There were no established roads in the area. Travelers followed trails through grass fields and woods. Walser stocked the shelves of his store with goods he transported about 15 miles by wagon from Fairfield, Washington.
The first post office was located in Walser’s store. His daughter was the first postmistress. The Pioneer Store became an informal community center during the early days. The Coeur d’Alene Indians were among the first customers. Walser encouraged them to bring leather-beaded bags for sale at the store. Eventually, Walser displayed these handmade goods in a large glass case.
When the railroad came to town, the 200 workers living in the railroad construction camp purchased much of their camp food and supplies from the Pioneer Store.
Amenities and Attractions Today
Worley’s most significant attraction is the Coeur d’Alene Tribe’s Casino and Resort complex. Located four miles north of the city, this destination resort includes a casino, hotel, 18-hole professional golf course and facilities that can accommodate concerts as well as boxing matches.

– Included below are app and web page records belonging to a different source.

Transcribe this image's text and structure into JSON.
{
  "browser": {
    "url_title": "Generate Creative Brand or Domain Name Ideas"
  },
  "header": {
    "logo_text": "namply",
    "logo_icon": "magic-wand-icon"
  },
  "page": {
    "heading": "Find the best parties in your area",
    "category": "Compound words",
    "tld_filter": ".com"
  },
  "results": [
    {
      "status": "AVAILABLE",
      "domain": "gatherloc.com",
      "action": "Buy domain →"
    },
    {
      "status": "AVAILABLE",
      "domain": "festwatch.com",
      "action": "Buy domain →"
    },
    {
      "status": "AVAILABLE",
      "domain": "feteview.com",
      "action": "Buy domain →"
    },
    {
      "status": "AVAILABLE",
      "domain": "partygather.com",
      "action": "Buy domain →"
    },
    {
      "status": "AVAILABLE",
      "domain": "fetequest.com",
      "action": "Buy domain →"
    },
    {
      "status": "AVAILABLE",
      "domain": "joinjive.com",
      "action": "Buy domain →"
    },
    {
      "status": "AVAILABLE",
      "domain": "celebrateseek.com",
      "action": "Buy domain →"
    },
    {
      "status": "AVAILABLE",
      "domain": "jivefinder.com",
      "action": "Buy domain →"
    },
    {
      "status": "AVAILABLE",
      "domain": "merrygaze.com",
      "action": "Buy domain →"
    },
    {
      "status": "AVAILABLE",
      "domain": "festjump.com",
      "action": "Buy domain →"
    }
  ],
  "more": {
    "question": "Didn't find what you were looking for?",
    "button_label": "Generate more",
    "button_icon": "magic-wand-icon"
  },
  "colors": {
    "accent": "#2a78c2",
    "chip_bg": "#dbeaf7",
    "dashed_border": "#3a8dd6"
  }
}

The 73-mile Trail of the Coeur d’Alenes is one of the most spectacular paved non-motorized trails in the Western United States. It begins five miles south at Plummer and extends east to Mullan. The trail is an abandoned railroad line that passes over high railroad trestles, through railroad tunnels, national forests and old mining towns. It follows the shoreline of Coeur d’Alene Lake then passes through a chain of lakes and marshland along the scenic Coeur d’Alene River up into the mountains of Mullan.
Heyburn State Park, comprising 5,744 acres of land and 2,332 acres of water, lies at the base of Coeur d’Alene Lake six miles southeast of Worley. The lake is popular for boating, fishing and other water sports.